BASEBALL: THE PUBLIC INTEREST
The originality displayed in Gerald Holland's Commissioner Fels Napier's Plan to Save Baseball (SI, Dec. 22) is overwhelming. It shows everything from a pompous piece of piety to a hilarious note of sophistication. Some of the vocabulary has a strangely familiar ring, and I dare say the satire is bound to take its toll.
Holland's is a climactic story in a long-played-up saga depicting the landlordship of baseball as something other than that which is to be considered desirable in the public interest.
My impression as "a newcomer in baseball" is that the majority of the owners are sincere, sympathetic and greatly concerned over the future of the game. In fact, they are as completely human as the average Joe Fan.
JOHN E. FETZER
Chairman, Detroit Baseball Co.
I read Gerald Holland's account of Fels Napier's Plan to Save Baseball, and I'm still laughing.
Congratulations on a grand piece of satire. It would be even funnier if it were not so true.
THOMAS R. McCUBBIN
Glen Burnie, Md.
My thanks for one of the funniest baseball articles I've ever read. I laughed out loud at every other paragraph. If baseball's big businessmen are really getting desperate, they might seriously consider Fels Napier's plan. Anything is worth a try.
New York City
SILVER ANNIVERSARY: EXPERT JUDGMENT
The Silver Anniversary All-America issue is the best I have read. I wanted you to know that men of sports will so judge it.
EARL H. BLAIK
West Point, N.Y.
I think the article by Martin Kane,...Et Toujours le Champion (SI, Dec. 22) is the greatest sports story I've ever read—it's just fabulous!
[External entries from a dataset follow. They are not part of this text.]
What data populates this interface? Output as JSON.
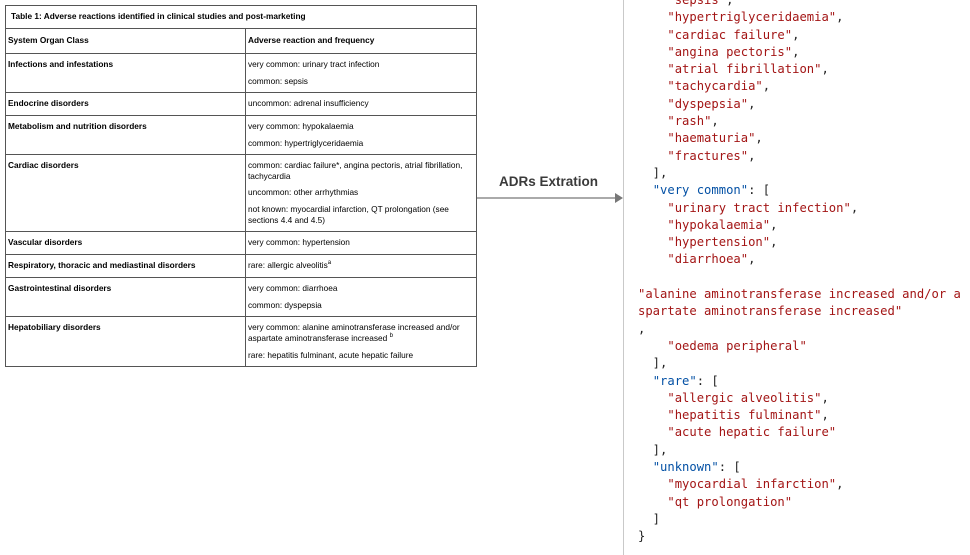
{
  "table": {
    "caption": "Table 1: Adverse reactions identified in clinical studies and post-marketing",
    "col1_header": "System Organ Class",
    "col2_header": "Adverse reaction and frequency",
    "rows": [
      {
        "soc": "Infections and infestations",
        "lines": [
          "very common: urinary tract infection",
          "common: sepsis"
        ]
      },
      {
        "soc": "Endocrine disorders",
        "lines": [
          "uncommon: adrenal insufficiency"
        ]
      },
      {
        "soc": "Metabolism and nutrition disorders",
        "lines": [
          "very common: hypokalaemia",
          "common: hypertriglyceridaemia"
        ]
      },
      {
        "soc": "Cardiac disorders",
        "lines": [
          "common: cardiac failure*, angina pectoris, atrial fibrillation, tachycardia",
          "uncommon: other arrhythmias",
          "not known: myocardial infarction, QT prolongation (see sections 4.4 and 4.5)"
        ]
      },
      {
        "soc": "Vascular disorders",
        "lines": [
          "very common: hypertension"
        ]
      },
      {
        "soc": "Respiratory, thoracic and mediastinal disorders",
        "lines": [
          "rare: allergic alveolitis"
        ],
        "sup": "a"
      },
      {
        "soc": "Gastrointestinal disorders",
        "lines": [
          "very common: diarrhoea",
          "common: dyspepsia"
        ]
      },
      {
        "soc": "Hepatobiliary disorders",
        "lines": [
          "very common: alanine aminotransferase increased and/or aspartate aminotransferase increased",
          "rare: hepatitis fulminant, acute hepatic failure"
        ],
        "sup": "b"
      }
    ]
  },
  "arrow": {
    "label": "ADRs Extration"
  },
  "json_view": {
    "common_tail": [
      "sepsis",
      "hypertriglyceridaemia",
      "cardiac failure",
      "angina pectoris",
      "atrial fibrillation",
      "tachycardia",
      "dyspepsia",
      "rash",
      "haematuria",
      "fractures"
    ],
    "very_common_key": "very common",
    "very_common": [
      "urinary tract infection",
      "hypokalaemia",
      "hypertension",
      "diarrhoea"
    ],
    "long_item": "alanine aminotransferase increased and/or aspartate aminotransferase increased",
    "very_common_last": "oedema peripheral",
    "rare_key": "rare",
    "rare": [
      "allergic alveolitis",
      "hepatitis fulminant",
      "acute hepatic failure"
    ],
    "unknown_key": "unknown",
    "unknown": [
      "myocardial infarction",
      "qt prolongation"
    ]
  },
  "colors": {
    "string": "#a31515",
    "key": "#0451a5",
    "border": "#555555"
  }
}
C. C. MOSELEY
Beverly Hills, Calif.
The Man Who Wouldn't (SI, Dec. 22) is dangerously seditious. It also is the brightest, most delightful and thoughtful piece of journalism I have seen in a long, long time.
GOLF: THE BILLION-YARD FILL
In my view, no writer can quite equal Herbert Warren Wind in his description of the many facets of the ancient and honorable game of golf. His article (New Course in Puerto Rico, SI, Dec. 22) describing Laurance Rockefeller's fabulous Dorado Beach golf course, built on 1,200 lush acres in Puerto Rico, is no exception.